- Residents asked for indoor storage of food wastes prior to pick up. The ANC has been asking this of Barracks Row businesses of late; and we all would prefer this as an operating principle, where it is feasible, to discourage rats. But David Bell’s architectural firm has not been able to accommodate this option within the “build out” of the Carriage House (constricted as it is by both DC and Federal historic preservation standards) so the Hill Center and Bayou Bakery are going to have to work diligently to prove it is possible for humans to properly manage outdoor trash storage, which the Barracks Row restaurants have largely failed to do.
- Similar internal space constraints pertain to the community request for PCUs rather than a vent system to control odors from deep fat frying.

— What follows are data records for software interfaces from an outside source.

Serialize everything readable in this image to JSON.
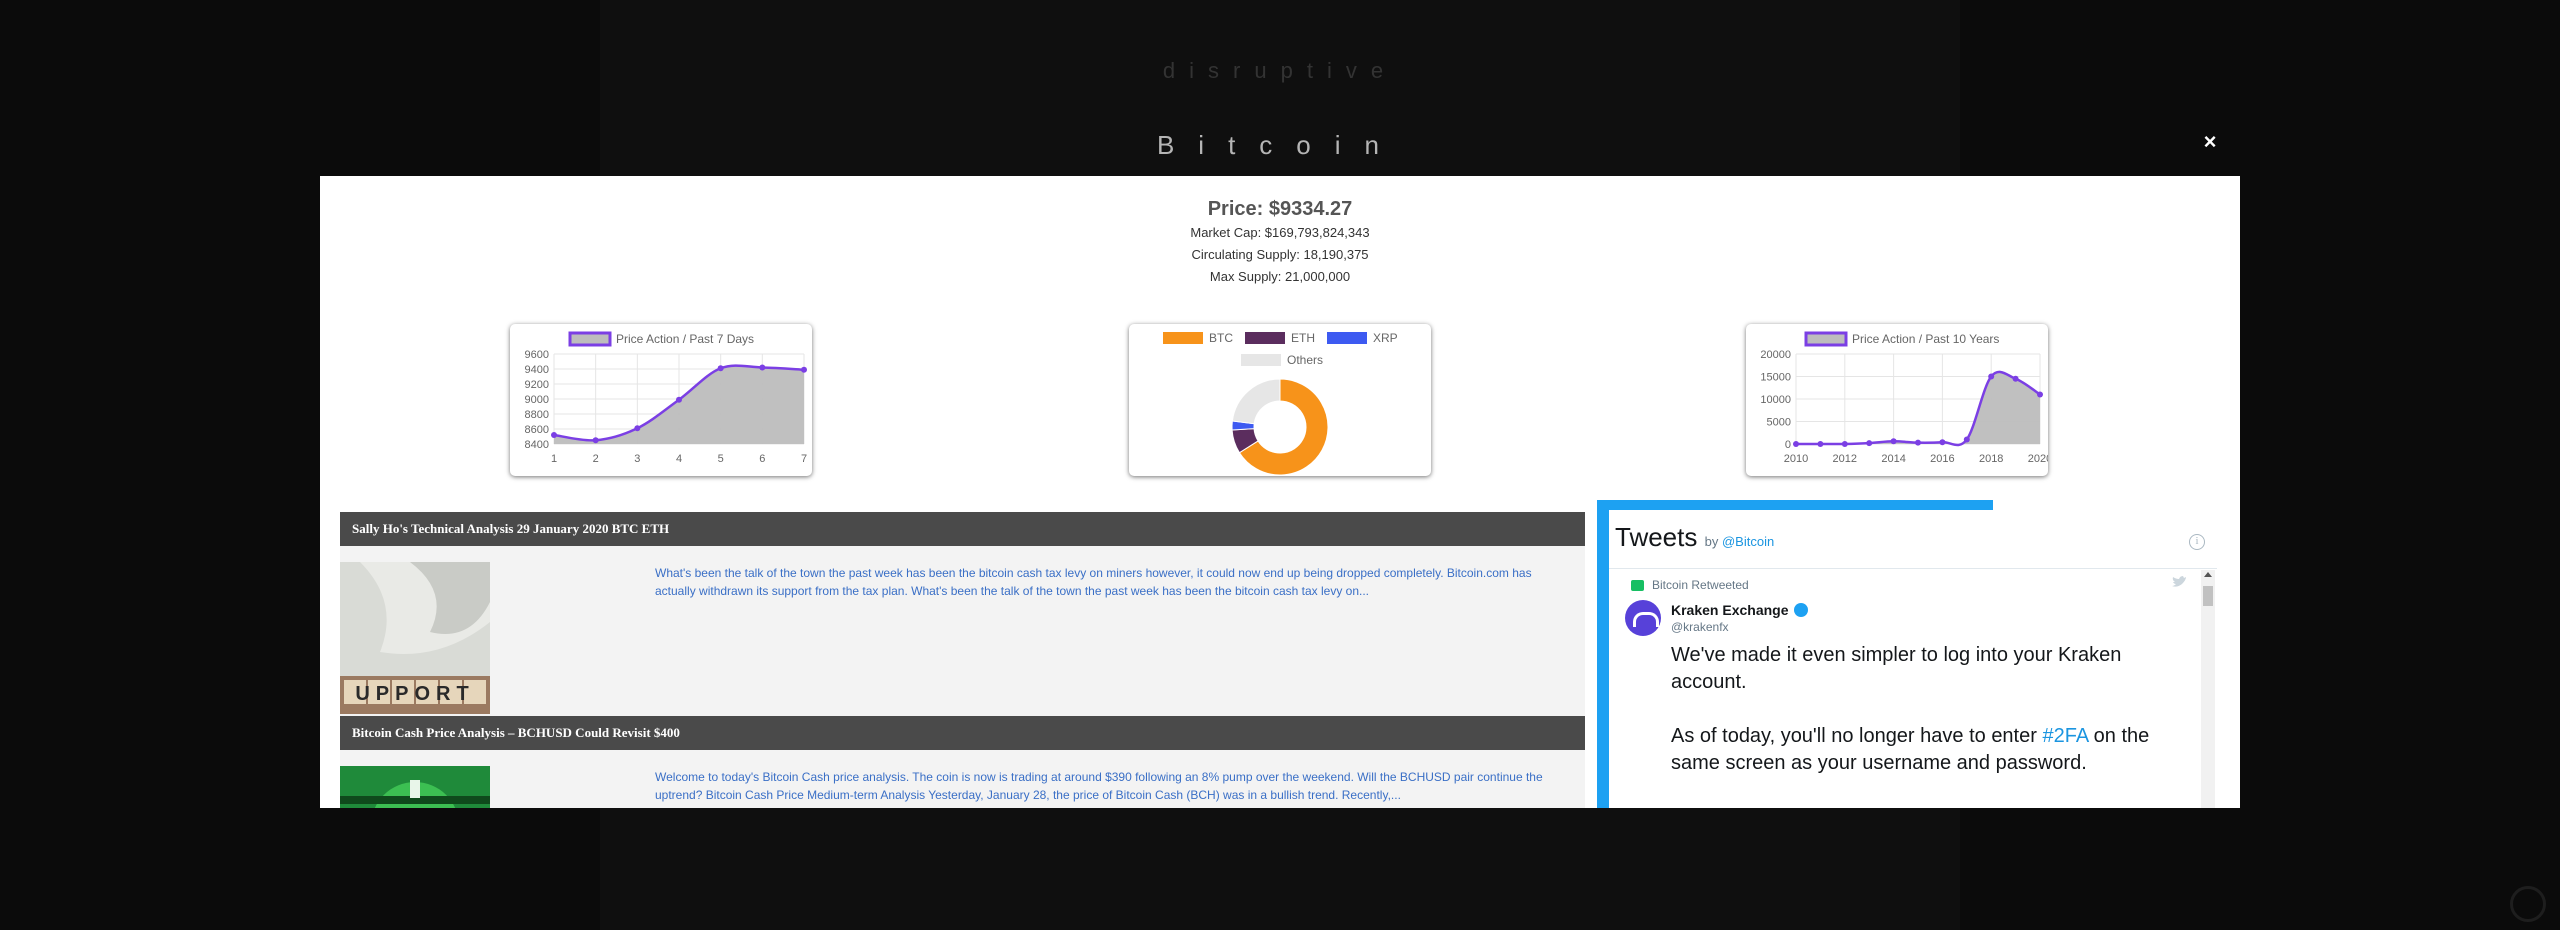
{
  "site": {
    "brand": "disruptive",
    "coin_title": "Bitcoin",
    "close_label": "×"
  },
  "summary": {
    "price_label": "Price: $9334.27",
    "market_cap": "Market Cap: $169,793,824,343",
    "circulating_supply": "Circulating Supply: 18,190,375",
    "max_supply": "Max Supply: 21,000,000"
  },
  "chart_data": [
    {
      "type": "line",
      "legend": "Price Action / Past 7 Days",
      "x": [
        "1",
        "2",
        "3",
        "4",
        "5",
        "6",
        "7"
      ],
      "values": [
        8520,
        8450,
        8610,
        8990,
        9410,
        9420,
        9390
      ],
      "yticks": [
        8400,
        8600,
        8800,
        9000,
        9200,
        9400,
        9600
      ],
      "ylim": [
        8400,
        9600
      ],
      "fill": true,
      "colors": {
        "line": "#7b3fe4",
        "fill": "#bdbdbd"
      }
    },
    {
      "type": "pie",
      "donut": true,
      "labels": [
        "BTC",
        "ETH",
        "XRP",
        "Others"
      ],
      "values": [
        66,
        8,
        3,
        23
      ],
      "colors": [
        "#f7931a",
        "#5b2d5e",
        "#3d5af1",
        "#e6e6e6"
      ]
    },
    {
      "type": "line",
      "legend": "Price Action / Past 10 Years",
      "x": [
        "2010",
        "2012",
        "2014",
        "2016",
        "2018",
        "2020"
      ],
      "points": [
        [
          2010,
          0
        ],
        [
          2011,
          0
        ],
        [
          2012,
          10
        ],
        [
          2013,
          200
        ],
        [
          2014,
          600
        ],
        [
          2015,
          300
        ],
        [
          2016,
          400
        ],
        [
          2017,
          1000
        ],
        [
          2018,
          15000
        ],
        [
          2019,
          14500
        ],
        [
          2020,
          11000
        ]
      ],
      "yticks": [
        0,
        5000,
        10000,
        15000,
        20000
      ],
      "ylim": [
        0,
        20000
      ],
      "xlim": [
        2010,
        2020
      ],
      "fill": true,
      "colors": {
        "line": "#7b3fe4",
        "fill": "#bdbdbd"
      }
    }
  ],
  "news": [
    {
      "title": "Sally Ho's Technical Analysis 29 January 2020 BTC ETH",
      "excerpt": "What's been the talk of the town the past week has been the bitcoin cash tax levy on miners however, it could now end up being dropped completely. Bitcoin.com has actually withdrawn its support from the tax plan. What's been the talk of the town the past week has been the bitcoin cash tax levy on...",
      "thumb_text": "UPPORT"
    },
    {
      "title": "Bitcoin Cash Price Analysis – BCHUSD Could Revisit $400",
      "excerpt": "Welcome to today's Bitcoin Cash price analysis. The coin is now is trading at around $390 following an 8% pump over the weekend. Will the BCHUSD pair continue the uptrend? Bitcoin Cash Price Medium-term Analysis Yesterday, January 28, the price of Bitcoin Cash (BCH) was in a bullish trend. Recently,...",
      "thumb_text": ""
    }
  ],
  "twitter": {
    "heading": "Tweets",
    "by_prefix": "by",
    "by_handle": "@Bitcoin",
    "info": "i",
    "retweet_label": "Bitcoin Retweeted",
    "author_name": "Kraken Exchange",
    "author_handle": "@krakenfx",
    "body_1": "We've made it even simpler to log into your Kraken account.",
    "body_2_pre": "As of today, you'll no longer have to enter ",
    "body_2_tag": "#2FA",
    "body_2_post": " on the same screen as your username and password."
  }
}
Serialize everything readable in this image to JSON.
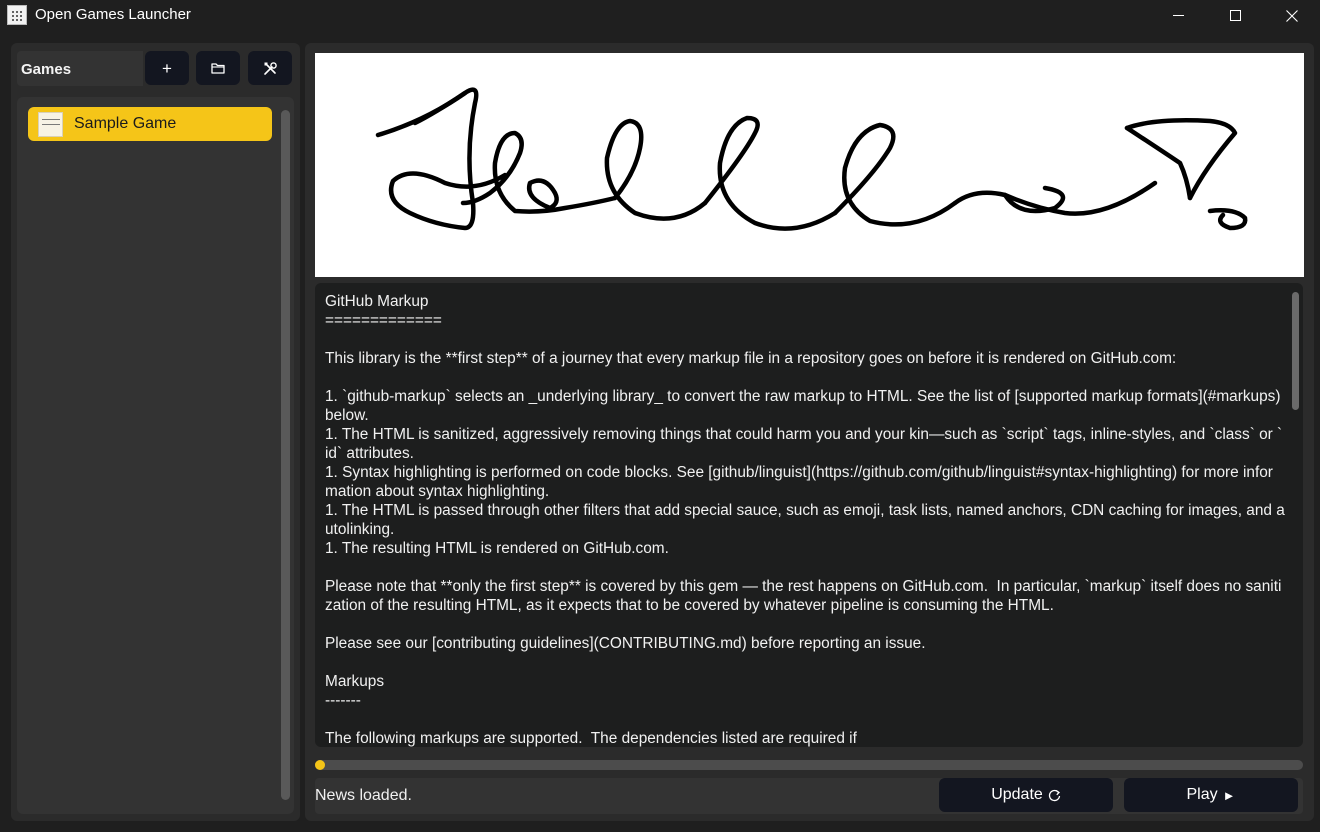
{
  "window": {
    "title": "Open Games Launcher"
  },
  "sidebar": {
    "header_label": "Games",
    "add_label": "+",
    "games": [
      {
        "name": "Sample Game",
        "selected": true
      }
    ]
  },
  "news": {
    "text": "GitHub Markup\n=============\n\nThis library is the **first step** of a journey that every markup file in a repository goes on before it is rendered on GitHub.com:\n\n1. `github-markup` selects an _underlying library_ to convert the raw markup to HTML. See the list of [supported markup formats](#markups) below.\n1. The HTML is sanitized, aggressively removing things that could harm you and your kin—such as `script` tags, inline-styles, and `class` or `id` attributes.\n1. Syntax highlighting is performed on code blocks. See [github/linguist](https://github.com/github/linguist#syntax-highlighting) for more information about syntax highlighting.\n1. The HTML is passed through other filters that add special sauce, such as emoji, task lists, named anchors, CDN caching for images, and autolinking.\n1. The resulting HTML is rendered on GitHub.com.\n\nPlease note that **only the first step** is covered by this gem — the rest happens on GitHub.com.  In particular, `markup` itself does no sanitization of the resulting HTML, as it expects that to be covered by whatever pipeline is consuming the HTML.\n\nPlease see our [contributing guidelines](CONTRIBUTING.md) before reporting an issue.\n\nMarkups\n-------\n\nThe following markups are supported.  The dependencies listed are required if"
  },
  "progress": {
    "fraction": 0.01
  },
  "status": {
    "text": "News loaded."
  },
  "actions": {
    "update_label": "Update",
    "play_label": "Play"
  },
  "icons": {
    "add": "plus-icon",
    "folder": "folder-icon",
    "tools": "tools-icon",
    "update": "refresh-icon",
    "play": "play-icon",
    "minimize": "minimize-icon",
    "maximize": "maximize-icon",
    "close": "close-icon"
  },
  "colors": {
    "accent": "#f5c518",
    "background": "#1f1f1f",
    "panel": "#2b2b2b",
    "button": "#131620"
  }
}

David Guas adamantly rejected, from a chef’s perspective, the use of a vent-less hood similar to those at his Arlington place. The agreement allows him to use his preferred vent system for odor control; a system that will require regular filter maintenance to assure maximum performance.
Why not just protest …? ABRA Settlement Agreements are, as the name implies, a set of compromises between, in this case, an ANC and a liquor license applicant. An ANC can only vote to support an application or to protest it. ANC6B votes to protest either because it feels it has a case it can make before the ABC Board to obtain more than the applicant is willing to offer or in order to have more time to negotiate with the applicant. The ABC Board is the only entity that can compel a license holder to take any specific action and the Board tends to dislike any language that doesn’t seem enforceable by its investigators. Nor, in my view, would the Board ever force an establishment to install equipment that exceeds city codes or any specific technology that meets code. So, we would have had a weak protest case especially over an establishment without any prior history of bad behavior. The Hill Center knows that its reputation will be affected by Bayou Bakery operations and, thus, it will be a major force in assuring those operations don’t negatively impact itself or other neighbors.
Delay the ANC decision? The ANC had to vote on November 12 on this case. Not voting would have allowed the applicant to obtain the license with conditions in the application. The only way to delay, then, would be to vote to protest. The delay requested by the community was based on the idea that technology would be found that served the applicant’s needs and would fit inside the building. There was no guarantee this could happen and, if not, the ANC would have been in the position of actually protesting the application. And, I repeat, we had a weak case.
Part of my motion to support the SA included language about continuing a dialog among the community, Hill Center, Bayou Bakery, and the ANC. I haven’t yet figured out how to structure this conversation and am very open to suggestions. The Hill Center called me the day after our meeting; we discussed SA commitments and ways in which the Center can upgrade its trash handling and storage in anticipation of the future addition of food wastes from Bayou Bakery. Of note, this trash system is not hidden away in an alley like those on Barracks Row but is literally next to the main entrance of the Center.
[The Bayou Bakery documents from the ANC’s meeting are posted at https://www.kirsten6b.org/?page_id=1015. Once the ANC has a Board Order approving the license, it will be posted on the ANC website.]